WHAT THIS TASK INVOLVES>
State only the count of lines in the listing below that hold "kankanooldu".
____ GIVEN ENTRIES
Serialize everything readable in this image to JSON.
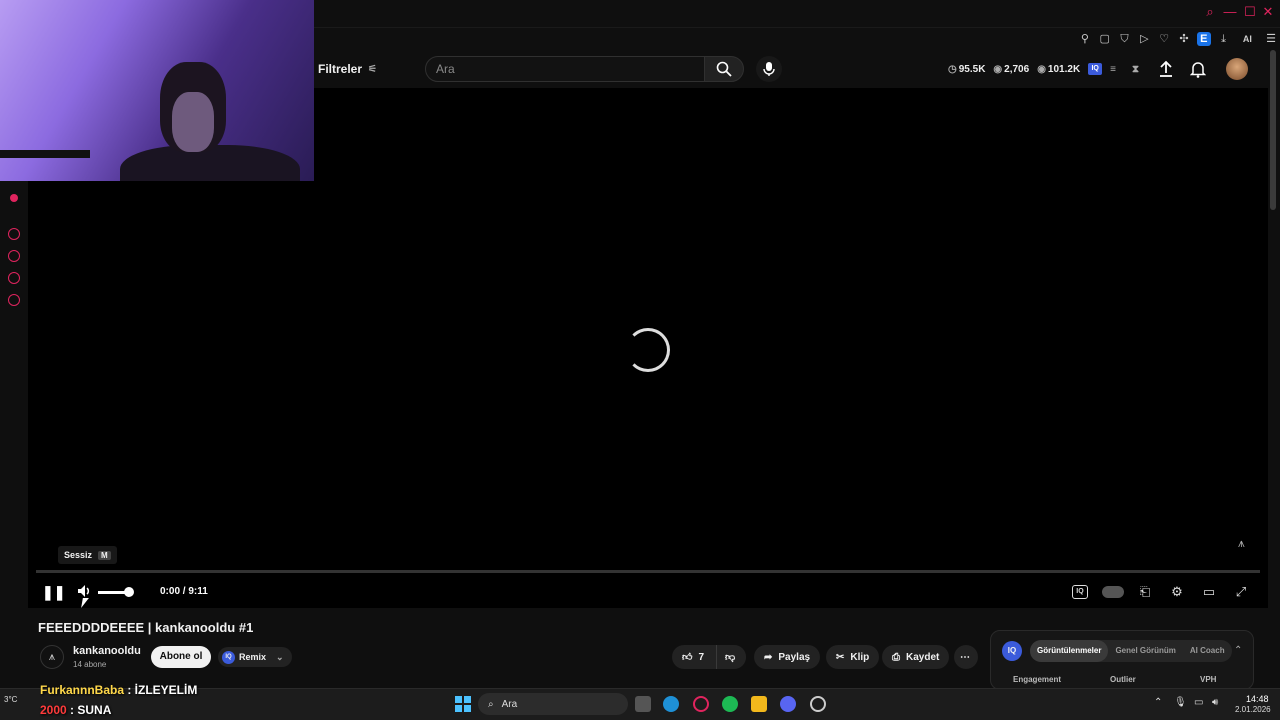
{
  "header": {
    "filters_label": "Filtreler",
    "search_placeholder": "Ara",
    "stats": [
      "95.5K",
      "2,706",
      "101.2K"
    ]
  },
  "video": {
    "tooltip_text": "Sessiz",
    "tooltip_key": "M",
    "time": "0:00 / 9:11",
    "title": "FEEEDDDDEEEE | kankanooldu #1"
  },
  "channel": {
    "name": "kankanooldu",
    "subscribers": "14 abone",
    "subscribe_label": "Abone ol",
    "remix_label": "Remix"
  },
  "actions": {
    "like_count": "7",
    "share_label": "Paylaş",
    "clip_label": "Klip",
    "save_label": "Kaydet"
  },
  "iq_panel": {
    "logo": "IQ",
    "tabs": [
      "Görüntülenmeler",
      "Genel Görünüm",
      "AI Coach"
    ],
    "columns": [
      "Engagement",
      "Outlier",
      "VPH"
    ]
  },
  "chat": [
    {
      "user": "FurkannnBaba",
      "message": " : İZLEYELİM"
    },
    {
      "user": "2000",
      "message": " : SUNA"
    }
  ],
  "taskbar": {
    "search_label": "Ara",
    "time": "14:48",
    "date": "2.01.2026",
    "weather": "3°C"
  },
  "browser": {
    "ai_label": "AI"
  },
  "colors": {
    "accent": "#e0245e",
    "iq_blue": "#3b5bdb",
    "background": "#0f0f0f"
  }
}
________
RESPONSE AREA>
2